**EXERCISE**
The lines you return must be all those in the data that hold the string "Логистика".

Web page and app entries
Segment Open
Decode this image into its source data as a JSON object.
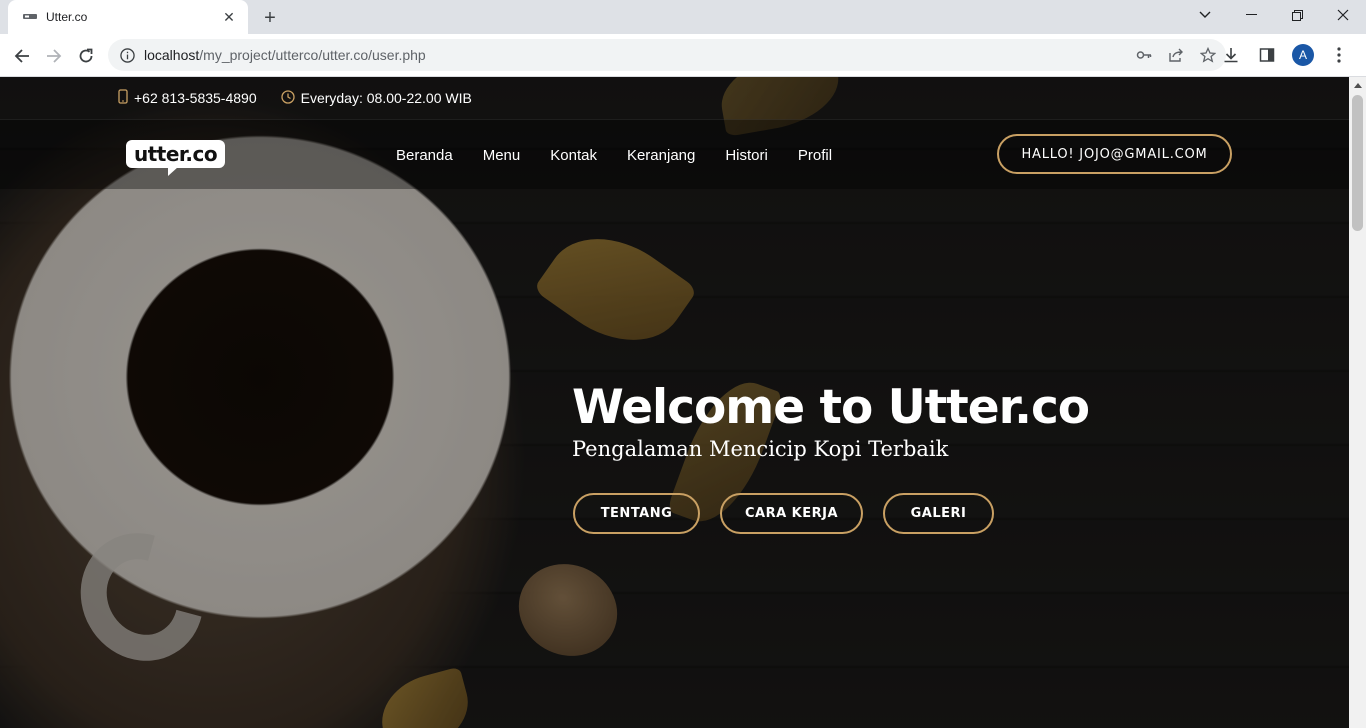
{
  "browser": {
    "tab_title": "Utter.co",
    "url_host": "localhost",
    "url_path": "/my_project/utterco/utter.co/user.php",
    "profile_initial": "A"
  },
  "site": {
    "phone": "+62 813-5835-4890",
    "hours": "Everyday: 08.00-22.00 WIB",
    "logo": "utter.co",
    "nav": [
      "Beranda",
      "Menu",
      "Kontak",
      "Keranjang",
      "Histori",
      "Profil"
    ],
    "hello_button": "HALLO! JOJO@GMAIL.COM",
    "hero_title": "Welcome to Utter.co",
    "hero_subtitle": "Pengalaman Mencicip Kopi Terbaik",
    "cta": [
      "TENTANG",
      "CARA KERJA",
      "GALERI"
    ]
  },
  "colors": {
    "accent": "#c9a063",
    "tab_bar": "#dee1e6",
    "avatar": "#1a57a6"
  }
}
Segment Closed
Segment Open
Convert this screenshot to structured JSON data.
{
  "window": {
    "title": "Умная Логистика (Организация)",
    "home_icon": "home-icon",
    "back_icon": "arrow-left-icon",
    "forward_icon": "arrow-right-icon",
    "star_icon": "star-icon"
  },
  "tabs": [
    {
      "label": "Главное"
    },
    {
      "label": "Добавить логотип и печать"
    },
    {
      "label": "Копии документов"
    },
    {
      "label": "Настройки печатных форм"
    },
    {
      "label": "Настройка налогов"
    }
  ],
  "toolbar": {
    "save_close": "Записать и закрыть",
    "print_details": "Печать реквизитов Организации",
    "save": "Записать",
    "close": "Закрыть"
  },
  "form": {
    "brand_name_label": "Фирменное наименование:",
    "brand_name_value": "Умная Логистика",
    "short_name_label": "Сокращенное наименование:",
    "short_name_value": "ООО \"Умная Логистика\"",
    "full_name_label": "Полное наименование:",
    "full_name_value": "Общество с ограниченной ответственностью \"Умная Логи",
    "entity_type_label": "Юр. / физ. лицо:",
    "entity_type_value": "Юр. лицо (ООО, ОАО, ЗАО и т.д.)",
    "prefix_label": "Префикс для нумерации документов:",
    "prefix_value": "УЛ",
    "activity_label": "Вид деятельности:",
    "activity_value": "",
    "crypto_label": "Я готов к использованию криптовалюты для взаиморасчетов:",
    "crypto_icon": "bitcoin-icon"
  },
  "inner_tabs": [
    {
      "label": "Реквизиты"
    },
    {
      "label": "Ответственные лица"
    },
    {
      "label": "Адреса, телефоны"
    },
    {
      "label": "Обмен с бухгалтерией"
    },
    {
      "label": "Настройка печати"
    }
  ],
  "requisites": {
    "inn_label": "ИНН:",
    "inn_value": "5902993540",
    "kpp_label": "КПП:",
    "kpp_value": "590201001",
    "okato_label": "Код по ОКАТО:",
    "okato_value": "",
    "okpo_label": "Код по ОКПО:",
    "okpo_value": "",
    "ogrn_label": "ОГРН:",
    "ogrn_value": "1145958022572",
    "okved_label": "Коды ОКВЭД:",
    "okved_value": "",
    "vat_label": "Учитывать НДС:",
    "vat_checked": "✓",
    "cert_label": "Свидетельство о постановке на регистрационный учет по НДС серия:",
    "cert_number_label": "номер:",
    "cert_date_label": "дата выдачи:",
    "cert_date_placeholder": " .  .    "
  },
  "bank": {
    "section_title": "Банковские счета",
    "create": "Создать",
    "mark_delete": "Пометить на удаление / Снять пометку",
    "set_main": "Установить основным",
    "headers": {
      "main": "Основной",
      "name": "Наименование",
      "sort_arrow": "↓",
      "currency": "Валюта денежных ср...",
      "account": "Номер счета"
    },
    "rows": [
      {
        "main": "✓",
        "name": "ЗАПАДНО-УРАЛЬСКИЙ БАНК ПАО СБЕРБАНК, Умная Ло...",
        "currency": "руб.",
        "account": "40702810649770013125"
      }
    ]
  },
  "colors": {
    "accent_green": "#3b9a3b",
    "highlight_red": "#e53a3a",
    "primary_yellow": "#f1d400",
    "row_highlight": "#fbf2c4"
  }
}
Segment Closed
**ANSWER TO THIS EXERCISE**
    "title": "Умная Логистика (Организация)",
    "brand_name_value": "Умная Логистика",
    "short_name_value": "ООО \"Умная Логистика\"",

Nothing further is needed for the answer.